Many things have changed about printers over the past fifteen years or so. One that hasn’t is the basic form factors. Both inkjets and lasers may have gotten slicker, sleeker, and more space-efficient, but most of the change has been evolutionary rather than revolutionary.
Today, however, HP is announcing a bunch of new printers and all-in-ones–and three of them are strikingly new, in three strikingly different ways. I was recently briefed by the company and saw the new models in person.
The most newsworthy newcomer is the $399 Photosmart eStation, the new top-of-the-line all-in-one in HP’s Photosmart line. For the most part, it’s recognizable as a Photosmart, but it sports the biggest, fanciest control panel you’ve ever seen on a personal printer–a 7-inch touchscreen that provides access to the Web-connected printing apps that HP has been rolling out since last year.
The roomy screen doubles as a digital photoframe. But as rumored, the the most interesting thing about it is that it ain’t just a printer control panel: You can pull it off the printer and use it as a tablet. Here’s a crude little video I shot of that happening:
(If you grab the tablet and lounge with it on the sofa, the eStation is still usable by other members of the family–it’s got basic built-in buttons for all functions except faxing.)
The eStation’s tablet runs Android; that, coupled with the 7-inch display, makes it feel a bit like a distant cousin of Samsung’s Galaxy Tab. HP, wisely, isn’t pitching it as an iPad killer, or even a direct iPad rival.

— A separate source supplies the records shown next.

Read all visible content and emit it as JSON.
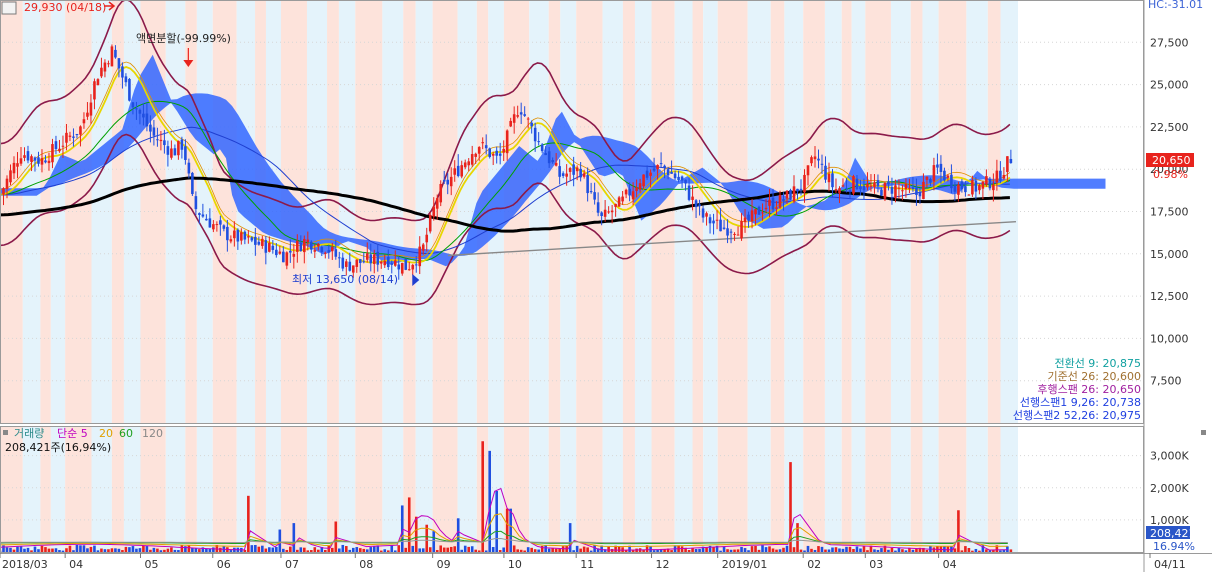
{
  "colors": {
    "up": "#e8231d",
    "down": "#1f4fe0",
    "cloud": "#3366ff",
    "band_red": "#fde3db",
    "band_blue": "#e4f3fb",
    "bollinger": "#8b1a4a",
    "ma5": "#e8231d",
    "ma20": "#e8d600",
    "ma60": "#00a000",
    "ma120": "#1f3fd0",
    "ma240": "#000000",
    "trend": "#888888"
  },
  "chart_data": [
    {
      "type": "candlestick",
      "title": "",
      "ylim": [
        5000,
        30000
      ],
      "y_ticks": [
        7500,
        10000,
        12500,
        15000,
        17500,
        20000,
        22500,
        25000,
        27500
      ],
      "y_tick_labels": [
        "7,500",
        "10,000",
        "12,500",
        "15,000",
        "17,500",
        "20,000",
        "22,500",
        "25,000",
        "27,500"
      ],
      "x_months": [
        {
          "label": "2018/03",
          "pos": 0.0
        },
        {
          "label": "04",
          "pos": 0.064
        },
        {
          "label": "05",
          "pos": 0.138
        },
        {
          "label": "06",
          "pos": 0.209
        },
        {
          "label": "07",
          "pos": 0.276
        },
        {
          "label": "08",
          "pos": 0.349
        },
        {
          "label": "09",
          "pos": 0.425
        },
        {
          "label": "10",
          "pos": 0.495
        },
        {
          "label": "11",
          "pos": 0.566
        },
        {
          "label": "12",
          "pos": 0.64
        },
        {
          "label": "2019/01",
          "pos": 0.705
        },
        {
          "label": "02",
          "pos": 0.789
        },
        {
          "label": "03",
          "pos": 0.85
        },
        {
          "label": "04",
          "pos": 0.922
        },
        {
          "label": "04/11",
          "pos": 1.0
        }
      ],
      "close_path": [
        [
          0.0,
          18500
        ],
        [
          0.02,
          21000
        ],
        [
          0.04,
          20500
        ],
        [
          0.06,
          21500
        ],
        [
          0.08,
          22500
        ],
        [
          0.095,
          25500
        ],
        [
          0.11,
          27000
        ],
        [
          0.12,
          25500
        ],
        [
          0.13,
          24000
        ],
        [
          0.15,
          22000
        ],
        [
          0.17,
          21000
        ],
        [
          0.18,
          21500
        ],
        [
          0.19,
          17800
        ],
        [
          0.2,
          17200
        ],
        [
          0.22,
          16200
        ],
        [
          0.24,
          15800
        ],
        [
          0.26,
          15500
        ],
        [
          0.28,
          14900
        ],
        [
          0.3,
          15800
        ],
        [
          0.32,
          15400
        ],
        [
          0.34,
          14300
        ],
        [
          0.36,
          14600
        ],
        [
          0.38,
          14700
        ],
        [
          0.4,
          14200
        ],
        [
          0.415,
          15200
        ],
        [
          0.43,
          18500
        ],
        [
          0.45,
          20000
        ],
        [
          0.47,
          21500
        ],
        [
          0.49,
          20500
        ],
        [
          0.51,
          23800
        ],
        [
          0.53,
          21500
        ],
        [
          0.55,
          19600
        ],
        [
          0.57,
          20000
        ],
        [
          0.59,
          17000
        ],
        [
          0.61,
          18000
        ],
        [
          0.63,
          19500
        ],
        [
          0.65,
          20200
        ],
        [
          0.67,
          19200
        ],
        [
          0.69,
          17200
        ],
        [
          0.71,
          16500
        ],
        [
          0.73,
          16600
        ],
        [
          0.75,
          17800
        ],
        [
          0.77,
          18200
        ],
        [
          0.79,
          19200
        ],
        [
          0.8,
          20800
        ],
        [
          0.82,
          18800
        ],
        [
          0.84,
          19200
        ],
        [
          0.86,
          18800
        ],
        [
          0.88,
          18900
        ],
        [
          0.9,
          18500
        ],
        [
          0.92,
          20000
        ],
        [
          0.94,
          19000
        ],
        [
          0.96,
          18900
        ],
        [
          0.98,
          19500
        ],
        [
          0.993,
          20650
        ]
      ],
      "last_price": {
        "label": "20,650",
        "value": 20650,
        "change_pct": "0.98%"
      },
      "annotations": {
        "high": {
          "text": "29,930 (04/18)",
          "value": 29930,
          "pos": 0.11
        },
        "split": {
          "text": "액면분할(-99.99%)",
          "pos": 0.17
        },
        "low": {
          "text": "최저 13,650 (08/14)",
          "value": 13650,
          "pos": 0.385
        },
        "corner": "HC:-31.01"
      },
      "ichimoku_legend": [
        "전환선 9: 20,875",
        "기준선 26: 20,600",
        "후행스팬 26: 20,650",
        "선행스팬1 9,26: 20,738",
        "선행스팬2 52,26: 20,975"
      ]
    },
    {
      "type": "bar",
      "title": "거래량",
      "ylim": [
        0,
        3800
      ],
      "y_ticks": [
        1000,
        2000,
        3000
      ],
      "y_tick_labels": [
        "1,000K",
        "2,000K",
        "3,000K"
      ],
      "legend": [
        {
          "name": "거래량",
          "color": "#3a8a8a"
        },
        {
          "name": "단순 5",
          "color": "#c000c0"
        },
        {
          "name": "20",
          "color": "#e0a000"
        },
        {
          "name": "60",
          "color": "#20a020"
        },
        {
          "name": "120",
          "color": "#999999"
        }
      ],
      "volume_text": "208,421주(16,94%)",
      "last_volume": {
        "label": "208,421",
        "value": 208,
        "change_pct": "16.94%"
      },
      "spikes_k": [
        {
          "pos": 0.245,
          "value": 1750
        },
        {
          "pos": 0.275,
          "value": 700
        },
        {
          "pos": 0.29,
          "value": 900
        },
        {
          "pos": 0.33,
          "value": 950
        },
        {
          "pos": 0.395,
          "value": 1450
        },
        {
          "pos": 0.403,
          "value": 1700
        },
        {
          "pos": 0.41,
          "value": 1100
        },
        {
          "pos": 0.418,
          "value": 850
        },
        {
          "pos": 0.425,
          "value": 650
        },
        {
          "pos": 0.45,
          "value": 1050
        },
        {
          "pos": 0.475,
          "value": 3450
        },
        {
          "pos": 0.481,
          "value": 3150
        },
        {
          "pos": 0.487,
          "value": 1900
        },
        {
          "pos": 0.5,
          "value": 1350
        },
        {
          "pos": 0.56,
          "value": 900
        },
        {
          "pos": 0.775,
          "value": 2800
        },
        {
          "pos": 0.785,
          "value": 900
        },
        {
          "pos": 0.942,
          "value": 1300
        }
      ]
    }
  ]
}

Instead, it says that the tablet is mostly meant for use around the house, and mostly about the printing-related apps it packs. It also does Web browsing, e-mail, and music and video features, and it packs an e-reader app that’s powered by Barnes & Noble’s electronic bookstore. But it doesn’t have access to third-party apps from the Android Market, and its battery life–four to six hours on a charge–is relatively brief.
HP presumably started designing the Android-powered eStation before it agreed to acquire Palm in April, thereby getting itself an in-house mobile operating system, WebOS. The company has already said it intends to put WebOS on printers. When I asked HP executives whether the eStation hints at what a WebOS printer might look like, they understandably tap-danced around the question rather than addressing it directly. But they did acknowledge that it demonstrates some of the interesting things that become possible when you put a full-blown OS on a printer.
Interesting new HP printer #2 is the Envy 100–which borrows its moniker from HP’s Envy line of laptops. It’s an all-in-one that prints and scans, but if it weren’t for the color touchscreen you might mistake it for a largish 1980s-era VCR.
Where does the paper come out? Well, it’s easier to show that than to explain it.
HP executives told me that the idea behind the Envy’s consumer-electronics-like aesthetics and low-profile case is to create a printer that looks good and works good almost everywhere in the home, since many people are no longer setting up a specific area as a home office. I’d never heard that trend articulated by anyone, but it makes sense to me: When I’m at home, I work anywhere and everywhere around the house, and about the last vestige of a dedicated “home office” is my HP Officjet Pro printer.
Interesting HP printer #3 isn’t anything as radical as the eStation or the Envy, but it’s still pretty clever. It’s the LaserJet Pro CP1025NW, a $229 color laser which HP says is the world’s smallest. At 15.7″ by 15.7″ by 8.8″, it is, indeed, remarkably petite for a color laser–if you’ve got room for a printer at all, you’ve got enough space for this one.
On the outside, the CP1025NW looks like a garden-variety color laser, only smaller. It’s the insides that are inventive: HP downsized the printer by putting its toner cartridges on a carousel. You only get access to one at a time, and cycle through them until the one you want to replace glides into view.
These three models are only part of a major rollout of HP inkjets and lasers for home and business use. The other big news is that all the new models will support ePrint, the new HP technology that permits driverless printing from phones, tablets, and any other device that can send e-mail attachments. (ePrint-enabled models are the first printers that will work with Apple’s new AirPrint printing from iPads and iPhones; some of the new HP models will ship without the technology, and get it via a software update later this year.)
Some of the new HPs also support the company’s Web-enabled printing applications, which let the printer grab content from the Web directly, without a PC being involved in the process. Until now, all the apps have had consumers in mind–for instance, it’s introducing one that prints out educational materials featuring Sesame Street characters. But now that HP is adding color touchscreens and app capability to its business printers, it’s also introducing productivity-oriented apps. One new one gives you access to QuickBooks records; another lets you print Google Docs documents directly from the printer.